With disco lights, Iranian music and food, the Iranian Student Association kicked off the celebrations of a festive New Year, or NoRuz, for all to enjoy on Wednesday.
It was a festival that had all the makings of a party and was attended by nearly 100 people. Dr. Homa Esfarjani, part-time lecturer of modern and classical languages, who helped organize the event.
“This year is the biggest one,” he said. “This year is more organized.”
NoRuz is a celebration of the rebirth of nature. While it is not related to any modern religion or ethnicity, it does however have roots in Zoroastrianism, states on the Iran Chamber Society website.
The ICS is a nonprofit organization whose mission is to bring all Iranian/Persian scholars together.
Zoroastrianism was the dominant religion in Iran, or what was called Persia, before Islam gained popularity. It was conceived by a prophet named Zarathushtra sometime between 6,000 BC and 600 BC, according to the Ontario Scholars for Religious Tolerance.
The Ancient Iranian Cultural ‘ Religious Research ‘ Development Center said NoRuz was celebrated at the first sign of spring after the great ice age.
Esfarjani likened NoRuz to an array of other festivities. “Iranian New Year is a mix of Halloween, Christmas and New Year. All the families get together and celebrate,” he said.
Before NoRuz begins, those who celebrate buy new clothes and clean their houses in preparation of the New Year.
On the first night of Iranian New Year, participants wear colorful costumes and jump over fires in order to cleanse themselves from the past, students said. “More people went to the fire-jumping last night.

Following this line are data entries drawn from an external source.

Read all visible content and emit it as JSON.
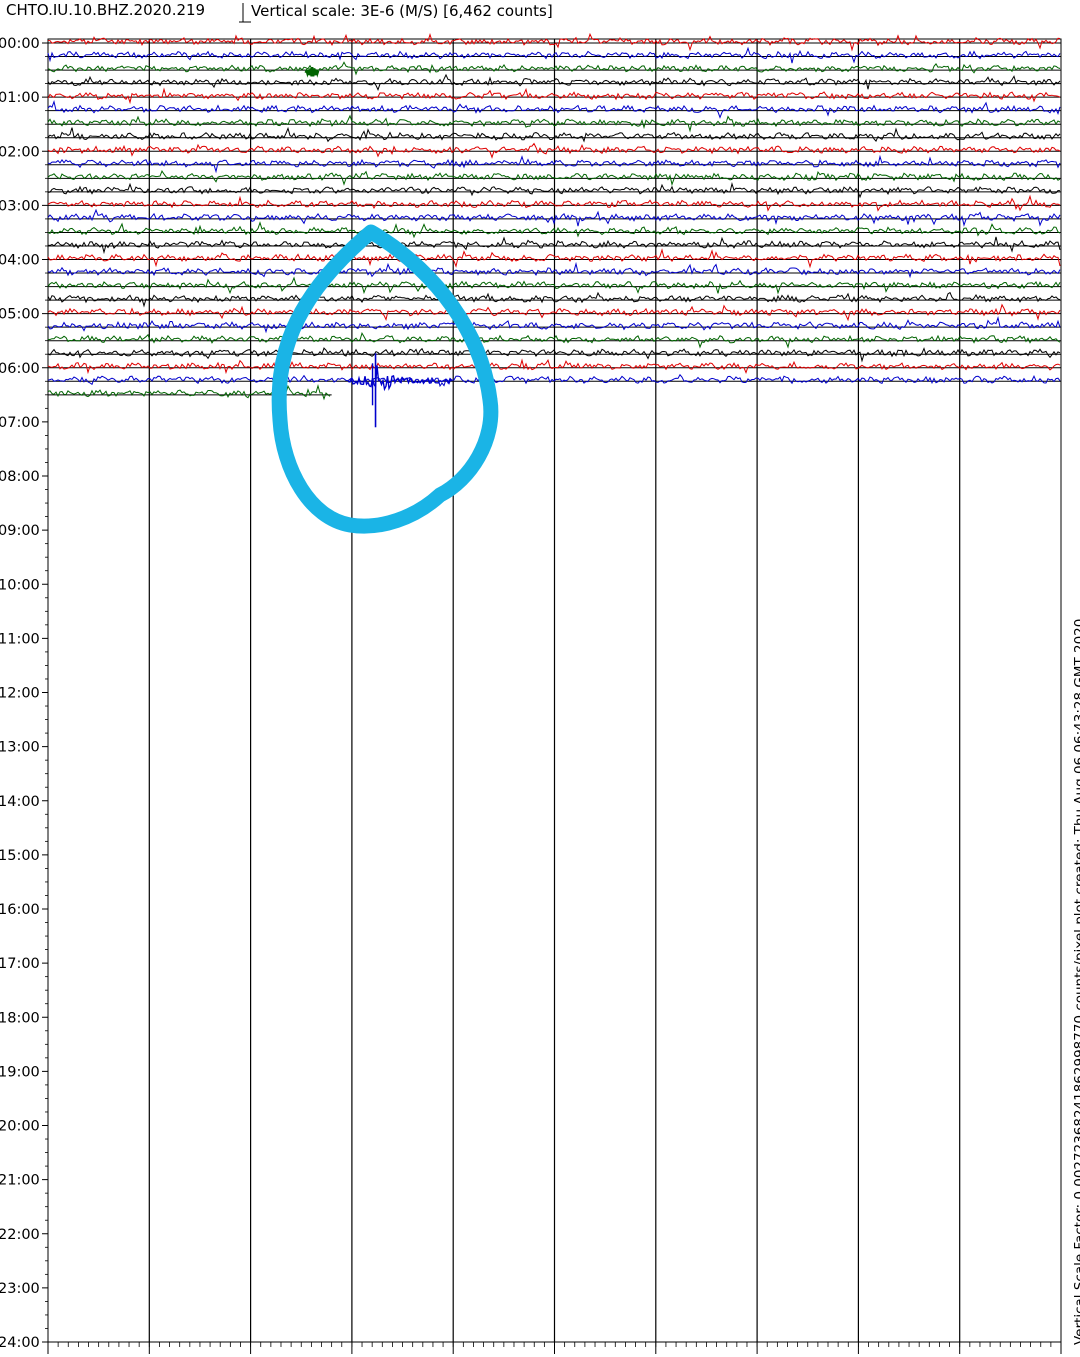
{
  "header": {
    "station": "CHTO.IU.10.BHZ.2020.219",
    "scale_label": "Vertical scale: 3E-6 (M/S) [6,462 counts]"
  },
  "side_note": "Vertical Scale Factor: 0.00272368241862998770 counts/pixel plot created: Thu Aug 06 06:43:28 GMT 2020",
  "colors": {
    "trace_cycle": [
      "#e00000",
      "#0000cc",
      "#006400",
      "#000000"
    ],
    "annotation": "#1ab4e6",
    "grid": "#000000"
  },
  "chart_data": {
    "type": "line",
    "title": "",
    "xlabel": "",
    "ylabel": "",
    "time_labels": [
      "00:00",
      "01:00",
      "02:00",
      "03:00",
      "04:00",
      "05:00",
      "06:00",
      "07:00",
      "08:00",
      "09:00",
      "10:00",
      "11:00",
      "12:00",
      "13:00",
      "14:00",
      "15:00",
      "16:00",
      "17:00",
      "18:00",
      "19:00",
      "20:00",
      "21:00",
      "22:00",
      "23:00",
      "24:00"
    ],
    "ylim": [
      0,
      24
    ],
    "minute_range": [
      0,
      15
    ],
    "minute_major_ticks": [
      0,
      1.5,
      3,
      4.5,
      6,
      7.5,
      9,
      10.5,
      12,
      13.5,
      15
    ],
    "traces_per_hour": 4,
    "trace_colors_cycle": [
      "red",
      "blue",
      "green",
      "black"
    ],
    "traces_recorded": 27,
    "last_trace_end_minute": 4.2,
    "event": {
      "hour": 6.25,
      "minute_start": 4.45,
      "minute_peak": 4.85,
      "minute_end": 6.0,
      "color": "blue"
    },
    "small_burst": {
      "hour": 0.5,
      "minute": 3.9,
      "color": "green"
    },
    "annotation": {
      "type": "hand-drawn circle",
      "color": "#1ab4e6",
      "around": "event"
    }
  }
}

They are good students and had school today,” ISA Vice President, Seyed Majid Mireskandari said.
At the event on Wednesday, an altar table was filled with items like apples, eggs, grass, vinegar, a pudding made of wheat, garlic, a mirror, candles — even money. Each item represents a form of rebirth, according to ISA President Ghazaleh Ehsani-nia.
“The seven ‘S,’ which are the basis for beginning of the year, are on the table for the celebration,” she said.

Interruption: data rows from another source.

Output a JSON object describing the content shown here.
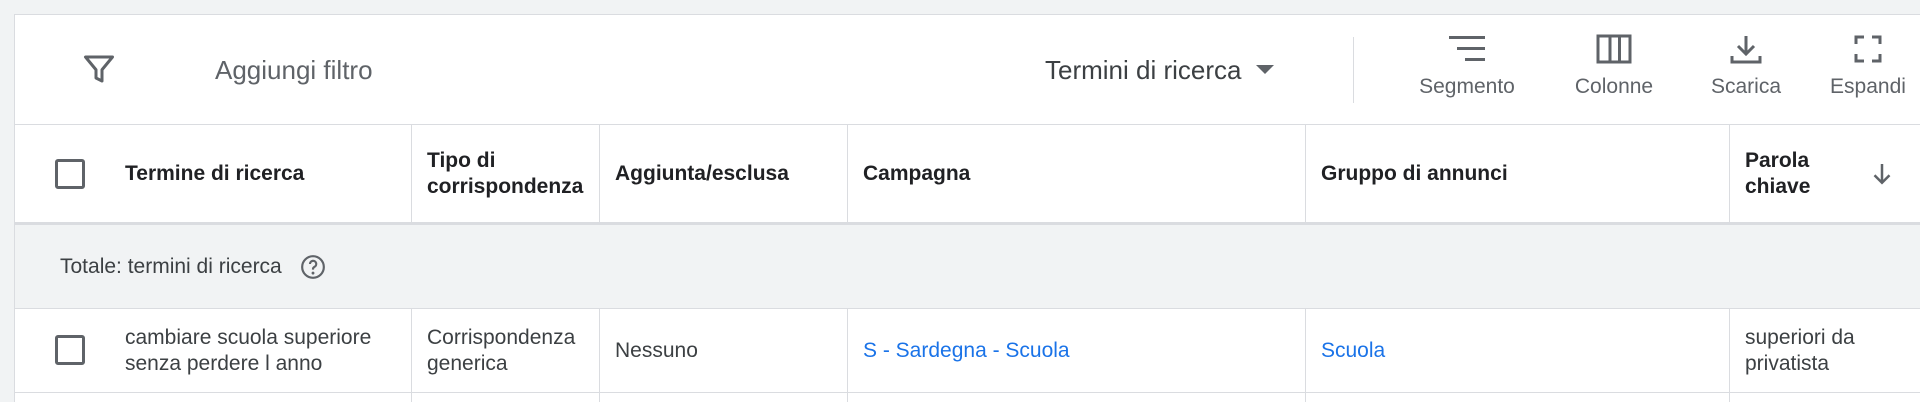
{
  "toolbar": {
    "filter_icon": "filter-icon",
    "add_filter_label": "Aggiungi filtro",
    "view_selector_label": "Termini di ricerca",
    "buttons": [
      {
        "label": "Segmento",
        "icon": "segment-icon"
      },
      {
        "label": "Colonne",
        "icon": "columns-icon"
      },
      {
        "label": "Scarica",
        "icon": "download-icon"
      },
      {
        "label": "Espandi",
        "icon": "expand-icon"
      }
    ]
  },
  "table": {
    "columns": [
      {
        "label": "Termine di ricerca"
      },
      {
        "label": "Tipo di corrispondenza"
      },
      {
        "label": "Aggiunta/esclusa"
      },
      {
        "label": "Campagna"
      },
      {
        "label": "Gruppo di annunci"
      },
      {
        "label": "Parola chiave",
        "sort": "descending"
      }
    ],
    "total_row": {
      "label": "Totale: termini di ricerca",
      "help_icon": "help-icon"
    },
    "rows": [
      {
        "search_term": "cambiare scuola superiore senza perdere l anno",
        "match_type": "Corrispondenza generica",
        "added_excluded": "Nessuno",
        "campaign": "S - Sardegna - Scuola",
        "ad_group": "Scuola",
        "keyword": "superiori da privatista"
      }
    ]
  },
  "colors": {
    "accent_link": "#1a73e8",
    "text": "#3c4043",
    "border": "#dadce0",
    "total_row_bg": "#f1f3f4"
  }
}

According to the Iran Chamber Society, the seven letters are all symbolic of the seven immortal beings that will protect the Persian people for the next year.
Over the next 13 days, people will celebrate NoRuz by exchanging gifts, coloring eggs, and gathering for parties, according to Hadeal, a student participating in the festivities.
The end of NoRuz falls, this year, on April 2. Families go to the parks to be with nature and not let bad luck come into their homes.
“The whole park (Balboa) is closed to the public and is open for the Iranian New Year. It’s in harmony with the rebirth of nature,” Esfarjani said.
The NoRuz celebration also featured music and dancing, including a cultural dance performed by Mahtab Rashidi along with a singing performance by Ashkan Sobhe.
Speakers at the event spoke mostly in Farsi, but the description was also in English.
“NoRuz always starts on the first day of spring. Everything is growing. The air is changing,” Esfarjani said.
Mireskandari said the ISA is a large student association, with nearly 1,500 members. Funding for the event came from the Associated Students, as well as the pockets of the officers.
“The finance committee gave $1,000 but there are lots of restrictions,” Mireskandari said.
According to Ehsani-nia and Mireskandari, the ISA was formed at CSUN five years ago. The club’s goal is to show people what Iranian culture is really about, and to teach students about the country and its history.